Conventional wisdom holds that the Sphinx of Giza was built during the 4th Dynasty of the Old Kingdom of Egypt under the reign of Pharaoh Khafre (2558 – 2532 BC), around the same time that the Great Pyramids were being built. The statue’s face was supposed to be made in the Pharaoh’s image. Yet, one cannot help but be confused by the appearance of such a little head on top of such a gigantic body. “If we know anything about the ancient Egyptians and their statues, we know that they always got the proportions right. In fact, we could say that they were evidently obsessed with correct proportions in everything. So why would they carve what is still even today the world's largest stone statue and get the proportions wrong?” (Temple, 2009)
Giza Plateau - Great Sphinx - front view, note the proportions of the head to larger body. (Daniel Mayer/ CC BY SA 3.0 )
In addition, the face of the Sphinx does not look like other depictions of Khafre. “Known depictions of Khafre on statues and the Sphinx reveal many differences, though one might defend – though no one seems to have done so – that the sculptors got the precise features of Khafre slightly wrong, because of the uniqueness, the scale and challenge of working with the native rock at Gizeh, rather than with the much smaller scale and tested methodology of his known statues, some of which were recovered from the Valley Temple right next to the Sphinx.” (Coppens, 2016).

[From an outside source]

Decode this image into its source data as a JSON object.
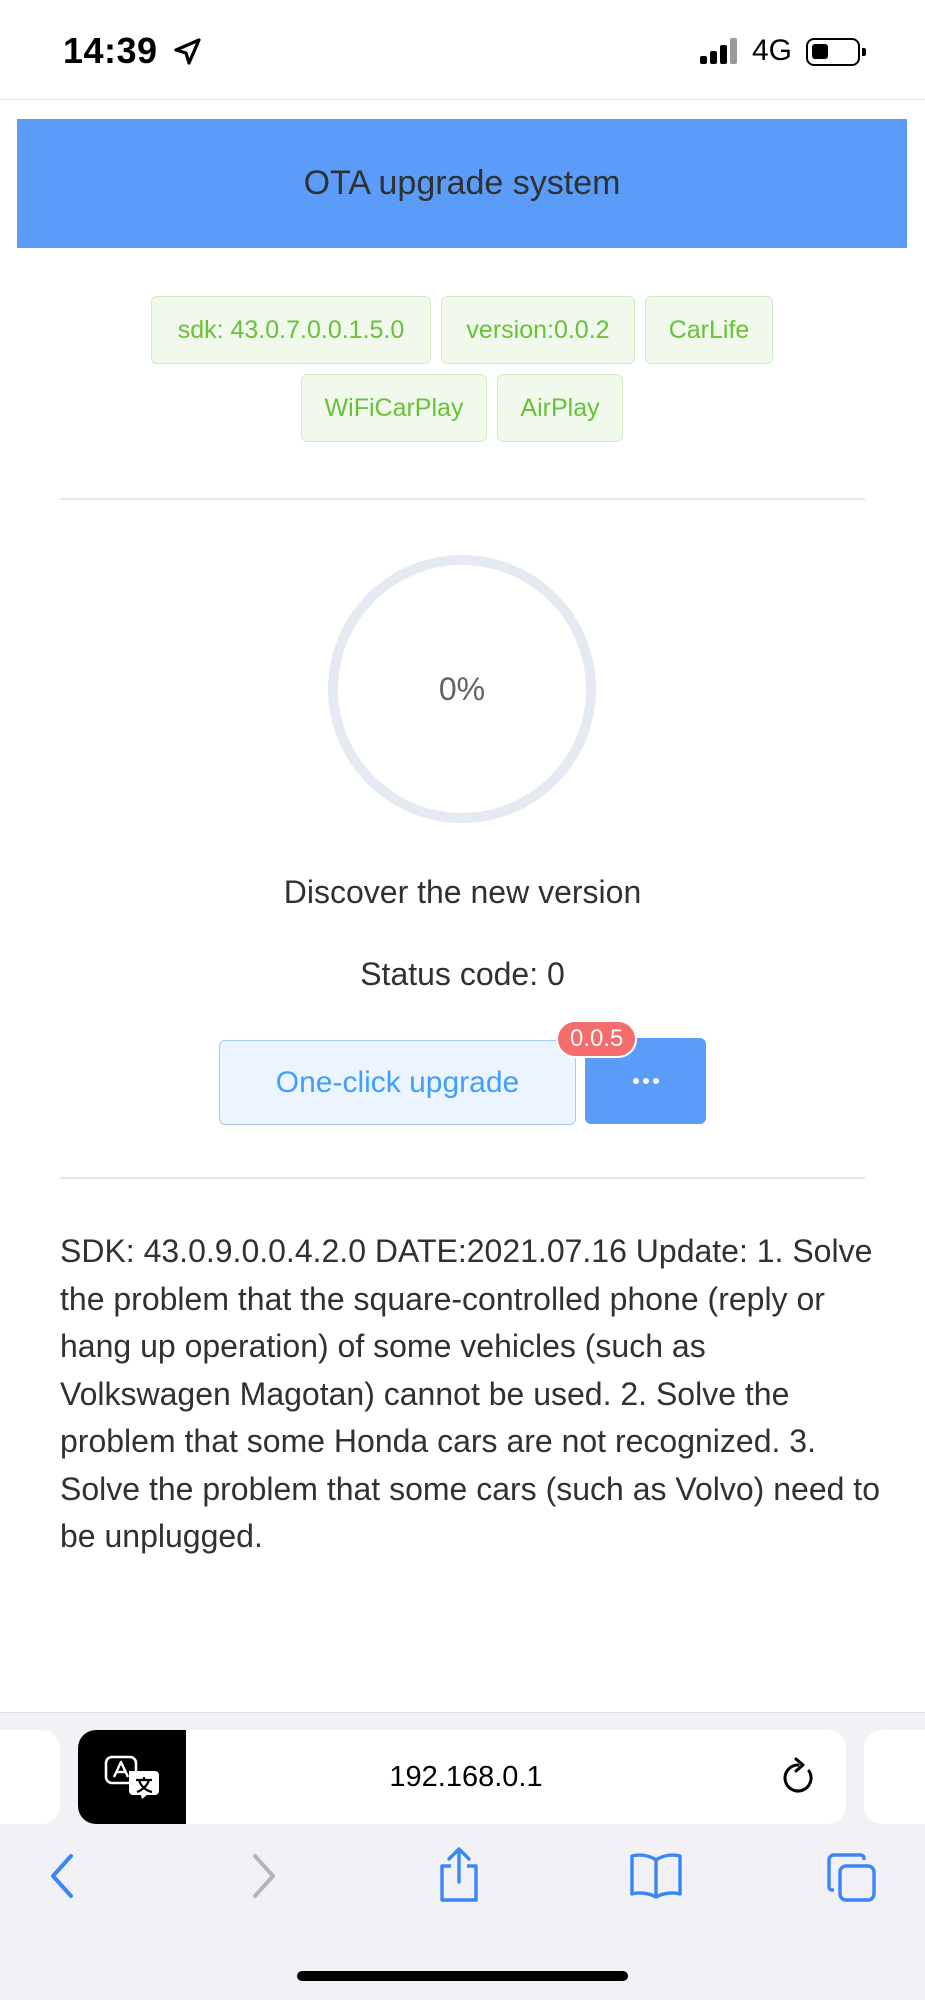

Some say that the Sphinx is more in the style of Pharaoh Khufu, Khafre’s father, and was therefore built sometime during his reign (2589 – 2566 B.C.). Others argue that it was built by Khufu’s other son, the little-known Pharaoh Djedefre (2528 – 2520 B.C.) in honor of Khufu, which explains why was in Khufu’s style and why it does not look like Khafre – it could have been made in Khufu’s likeness.
Left-right: Head of a statue of Pharaoh Khafre (Einsamer Schütze/ CC BY SA 3.0 ), and head in ivory of Pharaoh Khufu exposed in Altes Museum (Marcus Cyron/ CC BY SA 3.0 ). Do you see a resemblance between either pharaoh with the Sphinx?